NASA's Cassini spacecraft captures a still and partially sunlit Enceladus. The Saturnian moon is covered in ice that reflects sunlight similar to freshly fallen snow, making Enceladus one of the most reflective objects in the solar system.
Like a proud peacock displaying its tail, Enceladus shows off its beautiful plume to NASA's Cassini spacecraft's cameras. Enceladus (313 miles, or 504 kilometers across) is seen here illuminated by light reflected off Saturn.
This mosaic shows an updated global map of Saturn's icy moon Enceladus, created using images taken during flybys of NASA's Cassini spacecraft. The map incorporates new images taken during flybys in December 2011.

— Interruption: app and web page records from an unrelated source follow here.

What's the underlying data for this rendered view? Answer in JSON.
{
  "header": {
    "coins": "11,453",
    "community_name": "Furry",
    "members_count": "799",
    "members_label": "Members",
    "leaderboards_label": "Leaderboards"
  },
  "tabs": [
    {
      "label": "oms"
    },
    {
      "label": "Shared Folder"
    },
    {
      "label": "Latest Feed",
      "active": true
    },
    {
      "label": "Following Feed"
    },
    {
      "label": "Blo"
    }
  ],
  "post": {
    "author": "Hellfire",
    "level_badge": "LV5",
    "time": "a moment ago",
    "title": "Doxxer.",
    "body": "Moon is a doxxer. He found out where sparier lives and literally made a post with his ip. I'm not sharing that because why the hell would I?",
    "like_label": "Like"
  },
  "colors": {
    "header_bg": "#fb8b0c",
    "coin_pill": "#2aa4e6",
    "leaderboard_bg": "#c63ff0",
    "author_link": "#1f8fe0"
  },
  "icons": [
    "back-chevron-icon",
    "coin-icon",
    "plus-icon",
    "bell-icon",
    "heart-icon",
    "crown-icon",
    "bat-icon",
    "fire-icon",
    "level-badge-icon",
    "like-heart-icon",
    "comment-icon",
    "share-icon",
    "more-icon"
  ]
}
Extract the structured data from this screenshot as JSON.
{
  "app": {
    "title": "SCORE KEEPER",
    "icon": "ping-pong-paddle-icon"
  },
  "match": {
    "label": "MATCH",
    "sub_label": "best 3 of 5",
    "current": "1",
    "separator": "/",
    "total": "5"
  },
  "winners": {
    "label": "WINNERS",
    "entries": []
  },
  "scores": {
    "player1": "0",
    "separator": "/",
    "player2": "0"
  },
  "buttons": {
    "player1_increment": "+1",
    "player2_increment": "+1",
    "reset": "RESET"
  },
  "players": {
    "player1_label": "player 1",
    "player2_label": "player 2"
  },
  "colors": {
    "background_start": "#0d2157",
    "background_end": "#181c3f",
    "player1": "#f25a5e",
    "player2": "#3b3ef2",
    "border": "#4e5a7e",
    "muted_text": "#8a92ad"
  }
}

The brightly reflective moon Enceladus appears before Saturn's rings while the larger moon Titan looms in the distance. Jets of water ice and vapor emanating from the south pole of Enceladus (hinting at subsurface sea rich in organics).
A crescent Enceladus appears with Saturn's rings in this view of the moon from NASA's Cassini spacecraft. The famed jets of water ice emanating from the south polar region of the moon are faintly visible here.
NASA's Cassini spacecraft captures a crescent of Saturn's moon Enceladus. Lit terrain seen here is in the area between the leading hemisphere and Saturn-facing side of Enceladus (504 kilometers, or 313 miles across). North on Enceladus is up.